START Exercise inputs
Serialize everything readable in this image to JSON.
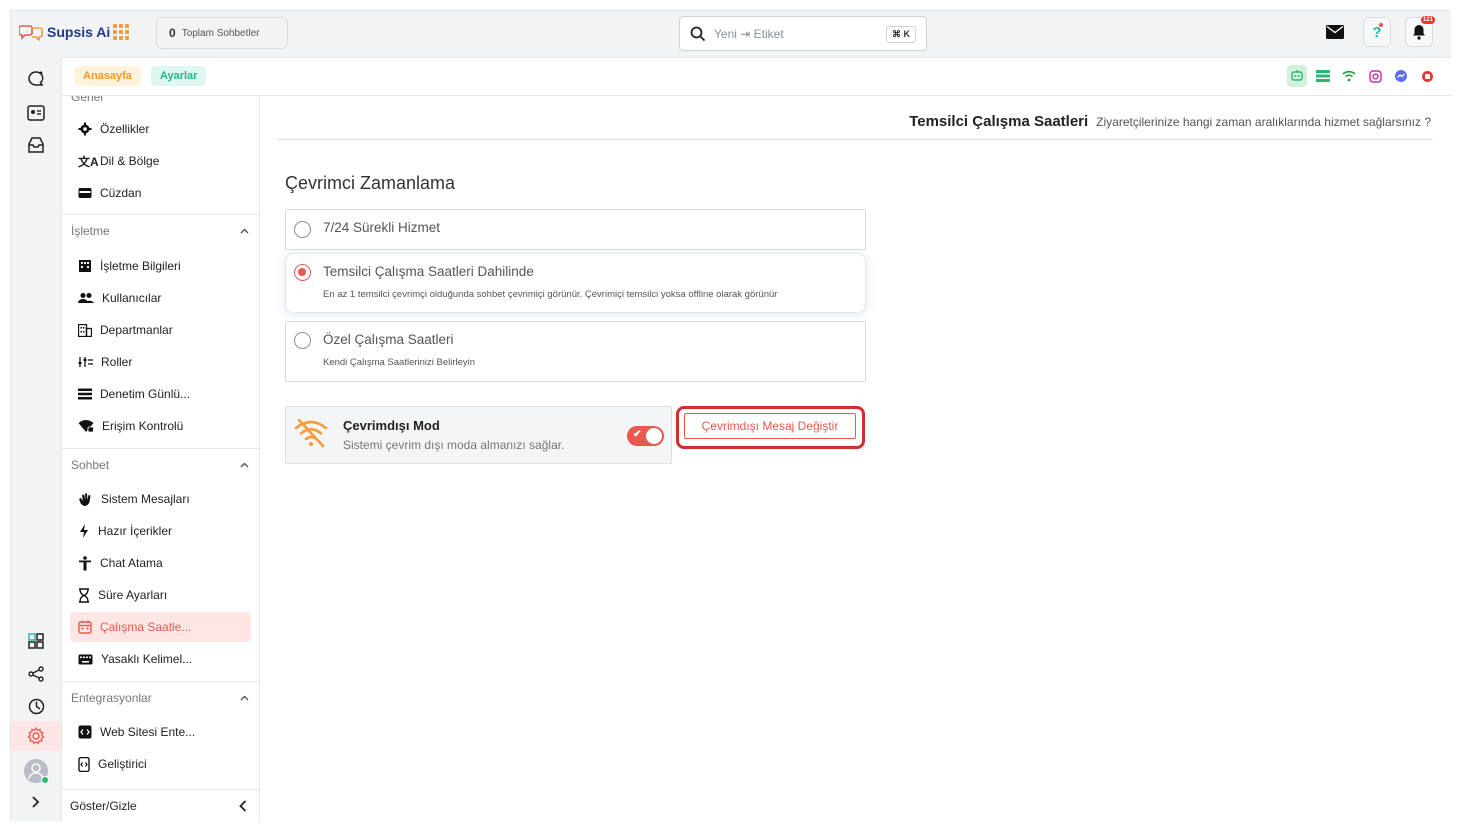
{
  "app": {
    "name": "Supsis Ai"
  },
  "topbar": {
    "conversation_count": "0",
    "conversation_label": "Toplam Sohbetler",
    "search_placeholder": "Yeni ⇥ Etiket",
    "search_shortcut": "⌘ K",
    "notification_count": "121"
  },
  "breadcrumbs": {
    "home": "Anasayfa",
    "settings": "Ayarlar"
  },
  "sidebar": {
    "cut_section": "Genel",
    "general_items": [
      {
        "label": "Özellikler",
        "icon": "gear-icon"
      },
      {
        "label": "Dil & Bölge",
        "icon": "translate-icon"
      },
      {
        "label": "Cüzdan",
        "icon": "wallet-icon"
      }
    ],
    "business_title": "İşletme",
    "business_items": [
      {
        "label": "İşletme Bilgileri",
        "icon": "building-icon"
      },
      {
        "label": "Kullanıcılar",
        "icon": "users-icon"
      },
      {
        "label": "Departmanlar",
        "icon": "department-icon"
      },
      {
        "label": "Roller",
        "icon": "roles-icon"
      },
      {
        "label": "Denetim Günlü...",
        "icon": "list-icon"
      },
      {
        "label": "Erişim Kontrolü",
        "icon": "wifi-lock-icon"
      }
    ],
    "chat_title": "Sohbet",
    "chat_items": [
      {
        "label": "Sistem Mesajları",
        "icon": "wave-icon"
      },
      {
        "label": "Hazır İçerikler",
        "icon": "bolt-icon"
      },
      {
        "label": "Chat Atama",
        "icon": "person-icon"
      },
      {
        "label": "Süre Ayarları",
        "icon": "hourglass-icon"
      },
      {
        "label": "Çalışma Saatle...",
        "icon": "calendar-icon"
      },
      {
        "label": "Yasaklı Kelimel...",
        "icon": "keyboard-icon"
      }
    ],
    "integrations_title": "Entegrasyonlar",
    "integration_items": [
      {
        "label": "Web Sitesi Ente...",
        "icon": "code-icon"
      },
      {
        "label": "Geliştirici",
        "icon": "developer-icon"
      }
    ],
    "footer_label": "Göster/Gizle"
  },
  "page": {
    "title": "Temsilci Çalışma Saatleri",
    "subtitle": "Ziyaretçilerinize hangi zaman aralıklarında hizmet sağlarsınız ?",
    "section_title": "Çevrimci Zamanlama",
    "options": [
      {
        "label": "7/24 Sürekli Hizmet",
        "desc": "",
        "selected": false
      },
      {
        "label": "Temsilci Çalışma Saatleri Dahilinde",
        "desc": "En az 1 temsilci çevrimçi olduğunda sohbet çevrimiçi görünür. Çevrimiçi temsilci yoksa offline olarak görünür",
        "selected": true
      },
      {
        "label": "Özel Çalışma Saatleri",
        "desc": "Kendi Çalışma Saatlerinizi Belirleyin",
        "selected": false
      }
    ],
    "offline_mode": {
      "title": "Çevrimdışı Mod",
      "desc": "Sistemi çevrim dışı moda almanızı sağlar.",
      "enabled": true,
      "button_label": "Çevrimdışı Mesaj Değiştir"
    }
  },
  "colors": {
    "accent": "#e85a4f",
    "highlight": "#d32f2f",
    "brand": "#1f3b8a"
  }
}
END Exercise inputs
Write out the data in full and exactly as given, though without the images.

Serialize everything readable in this image to JSON.
{
  "app": {
    "name": "Supsis Ai"
  },
  "topbar": {
    "conversation_count": "0",
    "conversation_label": "Toplam Sohbetler",
    "search_placeholder": "Yeni ⇥ Etiket",
    "search_shortcut": "⌘ K",
    "notification_count": "121"
  },
  "breadcrumbs": {
    "home": "Anasayfa",
    "settings": "Ayarlar"
  },
  "sidebar": {
    "cut_section": "Genel",
    "general_items": [
      {
        "label": "Özellikler",
        "icon": "gear-icon"
      },
      {
        "label": "Dil & Bölge",
        "icon": "translate-icon"
      },
      {
        "label": "Cüzdan",
        "icon": "wallet-icon"
      }
    ],
    "business_title": "İşletme",
    "business_items": [
      {
        "label": "İşletme Bilgileri",
        "icon": "building-icon"
      },
      {
        "label": "Kullanıcılar",
        "icon": "users-icon"
      },
      {
        "label": "Departmanlar",
        "icon": "department-icon"
      },
      {
        "label": "Roller",
        "icon": "roles-icon"
      },
      {
        "label": "Denetim Günlü...",
        "icon": "list-icon"
      },
      {
        "label": "Erişim Kontrolü",
        "icon": "wifi-lock-icon"
      }
    ],
    "chat_title": "Sohbet",
    "chat_items": [
      {
        "label": "Sistem Mesajları",
        "icon": "wave-icon"
      },
      {
        "label": "Hazır İçerikler",
        "icon": "bolt-icon"
      },
      {
        "label": "Chat Atama",
        "icon": "person-icon"
      },
      {
        "label": "Süre Ayarları",
        "icon": "hourglass-icon"
      },
      {
        "label": "Çalışma Saatle...",
        "icon": "calendar-icon"
      },
      {
        "label": "Yasaklı Kelimel...",
        "icon": "keyboard-icon"
      }
    ],
    "integrations_title": "Entegrasyonlar",
    "integration_items": [
      {
        "label": "Web Sitesi Ente...",
        "icon": "code-icon"
      },
      {
        "label": "Geliştirici",
        "icon": "developer-icon"
      }
    ],
    "footer_label": "Göster/Gizle"
  },
  "page": {
    "title": "Temsilci Çalışma Saatleri",
    "subtitle": "Ziyaretçilerinize hangi zaman aralıklarında hizmet sağlarsınız ?",
    "section_title": "Çevrimci Zamanlama",
    "options": [
      {
        "label": "7/24 Sürekli Hizmet",
        "desc": "",
        "selected": false
      },
      {
        "label": "Temsilci Çalışma Saatleri Dahilinde",
        "desc": "En az 1 temsilci çevrimçi olduğunda sohbet çevrimiçi görünür. Çevrimiçi temsilci yoksa offline olarak görünür",
        "selected": true
      },
      {
        "label": "Özel Çalışma Saatleri",
        "desc": "Kendi Çalışma Saatlerinizi Belirleyin",
        "selected": false
      }
    ],
    "offline_mode": {
      "title": "Çevrimdışı Mod",
      "desc": "Sistemi çevrim dışı moda almanızı sağlar.",
      "enabled": true,
      "button_label": "Çevrimdışı Mesaj Değiştir"
    }
  },
  "colors": {
    "accent": "#e85a4f",
    "highlight": "#d32f2f",
    "brand": "#1f3b8a"
  }
}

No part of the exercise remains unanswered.